* _SUPPLIED INFORMATION_
________________________________________

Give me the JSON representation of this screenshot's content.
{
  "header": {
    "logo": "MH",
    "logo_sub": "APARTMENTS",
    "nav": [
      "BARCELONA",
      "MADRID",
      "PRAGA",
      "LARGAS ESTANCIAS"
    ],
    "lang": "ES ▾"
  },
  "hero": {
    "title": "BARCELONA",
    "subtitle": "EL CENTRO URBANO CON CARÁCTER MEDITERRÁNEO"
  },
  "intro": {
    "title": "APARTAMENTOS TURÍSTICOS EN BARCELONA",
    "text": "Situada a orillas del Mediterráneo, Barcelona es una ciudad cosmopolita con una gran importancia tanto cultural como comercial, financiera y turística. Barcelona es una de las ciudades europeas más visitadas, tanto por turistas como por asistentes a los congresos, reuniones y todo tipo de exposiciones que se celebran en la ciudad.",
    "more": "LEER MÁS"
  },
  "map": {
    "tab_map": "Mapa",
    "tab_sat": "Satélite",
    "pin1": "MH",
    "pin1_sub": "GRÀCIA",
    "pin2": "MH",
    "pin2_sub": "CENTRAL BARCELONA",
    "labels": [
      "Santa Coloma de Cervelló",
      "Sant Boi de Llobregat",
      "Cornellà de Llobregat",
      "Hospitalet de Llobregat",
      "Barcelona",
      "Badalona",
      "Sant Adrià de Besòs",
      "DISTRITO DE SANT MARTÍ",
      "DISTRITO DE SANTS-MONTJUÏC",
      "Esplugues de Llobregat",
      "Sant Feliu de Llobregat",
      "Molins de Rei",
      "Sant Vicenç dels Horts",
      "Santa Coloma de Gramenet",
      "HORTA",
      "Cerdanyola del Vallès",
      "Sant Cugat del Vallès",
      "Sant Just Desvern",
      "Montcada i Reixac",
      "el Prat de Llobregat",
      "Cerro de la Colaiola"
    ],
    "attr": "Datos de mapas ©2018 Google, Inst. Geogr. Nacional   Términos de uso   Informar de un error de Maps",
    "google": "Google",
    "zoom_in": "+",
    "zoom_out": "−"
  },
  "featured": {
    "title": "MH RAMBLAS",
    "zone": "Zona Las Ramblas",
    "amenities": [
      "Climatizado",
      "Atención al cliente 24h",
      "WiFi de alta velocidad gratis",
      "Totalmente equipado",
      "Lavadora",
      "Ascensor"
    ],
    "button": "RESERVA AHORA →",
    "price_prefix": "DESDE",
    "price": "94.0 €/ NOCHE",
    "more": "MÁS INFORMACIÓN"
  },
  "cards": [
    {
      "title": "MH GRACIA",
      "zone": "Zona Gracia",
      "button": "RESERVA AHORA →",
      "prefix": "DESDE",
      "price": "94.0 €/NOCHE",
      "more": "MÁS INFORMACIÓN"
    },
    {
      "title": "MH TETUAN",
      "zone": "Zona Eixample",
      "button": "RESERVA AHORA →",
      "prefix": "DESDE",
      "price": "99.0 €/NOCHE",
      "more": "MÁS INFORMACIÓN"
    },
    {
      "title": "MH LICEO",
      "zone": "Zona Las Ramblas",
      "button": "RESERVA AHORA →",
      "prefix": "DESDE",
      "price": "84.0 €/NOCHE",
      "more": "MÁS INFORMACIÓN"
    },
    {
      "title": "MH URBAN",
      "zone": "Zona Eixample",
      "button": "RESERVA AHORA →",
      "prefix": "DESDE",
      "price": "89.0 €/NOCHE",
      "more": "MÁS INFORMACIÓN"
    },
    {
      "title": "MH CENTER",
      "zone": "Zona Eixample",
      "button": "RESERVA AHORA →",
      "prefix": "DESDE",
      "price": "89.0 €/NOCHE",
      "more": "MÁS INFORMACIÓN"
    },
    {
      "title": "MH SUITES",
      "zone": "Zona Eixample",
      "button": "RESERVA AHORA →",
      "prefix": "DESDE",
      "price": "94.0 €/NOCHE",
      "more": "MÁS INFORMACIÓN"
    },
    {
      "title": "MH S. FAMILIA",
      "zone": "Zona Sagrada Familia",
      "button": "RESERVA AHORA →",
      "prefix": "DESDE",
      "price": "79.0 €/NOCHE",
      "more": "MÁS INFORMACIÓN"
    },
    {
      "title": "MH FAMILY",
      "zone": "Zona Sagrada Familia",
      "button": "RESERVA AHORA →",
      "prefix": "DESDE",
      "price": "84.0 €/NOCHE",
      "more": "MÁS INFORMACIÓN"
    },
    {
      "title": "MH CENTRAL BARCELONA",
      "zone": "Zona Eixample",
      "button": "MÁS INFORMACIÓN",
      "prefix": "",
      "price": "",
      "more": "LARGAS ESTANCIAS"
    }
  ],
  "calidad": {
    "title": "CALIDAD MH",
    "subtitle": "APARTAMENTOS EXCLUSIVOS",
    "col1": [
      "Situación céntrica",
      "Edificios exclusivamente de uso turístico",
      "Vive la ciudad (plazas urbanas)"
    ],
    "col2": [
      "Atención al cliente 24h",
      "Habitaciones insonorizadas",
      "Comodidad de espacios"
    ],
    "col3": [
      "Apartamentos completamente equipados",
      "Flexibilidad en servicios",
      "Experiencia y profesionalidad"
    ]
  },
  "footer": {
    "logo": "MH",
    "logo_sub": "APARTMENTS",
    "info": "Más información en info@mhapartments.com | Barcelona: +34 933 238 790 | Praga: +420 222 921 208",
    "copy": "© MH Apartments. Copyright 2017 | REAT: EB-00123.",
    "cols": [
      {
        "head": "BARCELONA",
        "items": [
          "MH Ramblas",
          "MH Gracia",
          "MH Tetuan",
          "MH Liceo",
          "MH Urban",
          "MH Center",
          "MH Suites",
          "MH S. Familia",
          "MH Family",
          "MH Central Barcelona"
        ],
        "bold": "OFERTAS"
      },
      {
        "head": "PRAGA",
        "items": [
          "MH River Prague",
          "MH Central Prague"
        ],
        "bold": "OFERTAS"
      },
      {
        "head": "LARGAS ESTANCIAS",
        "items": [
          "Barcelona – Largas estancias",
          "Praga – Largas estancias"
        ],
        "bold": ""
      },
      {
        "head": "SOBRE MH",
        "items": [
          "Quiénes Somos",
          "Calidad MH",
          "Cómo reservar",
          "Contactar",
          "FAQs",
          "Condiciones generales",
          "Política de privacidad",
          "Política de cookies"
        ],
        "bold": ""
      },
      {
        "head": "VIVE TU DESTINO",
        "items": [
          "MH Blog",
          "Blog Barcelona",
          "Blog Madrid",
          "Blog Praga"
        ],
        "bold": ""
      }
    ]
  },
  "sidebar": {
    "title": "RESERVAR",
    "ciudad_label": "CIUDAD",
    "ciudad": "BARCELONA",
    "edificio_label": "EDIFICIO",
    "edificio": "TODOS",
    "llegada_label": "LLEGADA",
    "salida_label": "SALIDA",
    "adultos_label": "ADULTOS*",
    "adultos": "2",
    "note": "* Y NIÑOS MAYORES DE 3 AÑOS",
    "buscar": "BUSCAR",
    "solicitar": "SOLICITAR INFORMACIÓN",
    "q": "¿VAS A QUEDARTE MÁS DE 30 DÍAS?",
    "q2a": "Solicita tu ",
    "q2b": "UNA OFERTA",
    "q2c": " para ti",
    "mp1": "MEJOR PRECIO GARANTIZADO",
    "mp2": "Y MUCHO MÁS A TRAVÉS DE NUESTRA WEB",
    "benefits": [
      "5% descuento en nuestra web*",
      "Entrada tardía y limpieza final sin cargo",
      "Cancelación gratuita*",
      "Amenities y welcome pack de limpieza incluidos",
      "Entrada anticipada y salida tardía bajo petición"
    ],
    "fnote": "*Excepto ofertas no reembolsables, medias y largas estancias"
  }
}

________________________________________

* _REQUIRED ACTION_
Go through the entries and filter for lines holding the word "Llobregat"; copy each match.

* _WRITTEN REPLY_
      "Sant Boi de Llobregat",
      "Cornellà de Llobregat",
      "Hospitalet de Llobregat",
      "Esplugues de Llobregat",
      "Sant Feliu de Llobregat",
      "el Prat de Llobregat",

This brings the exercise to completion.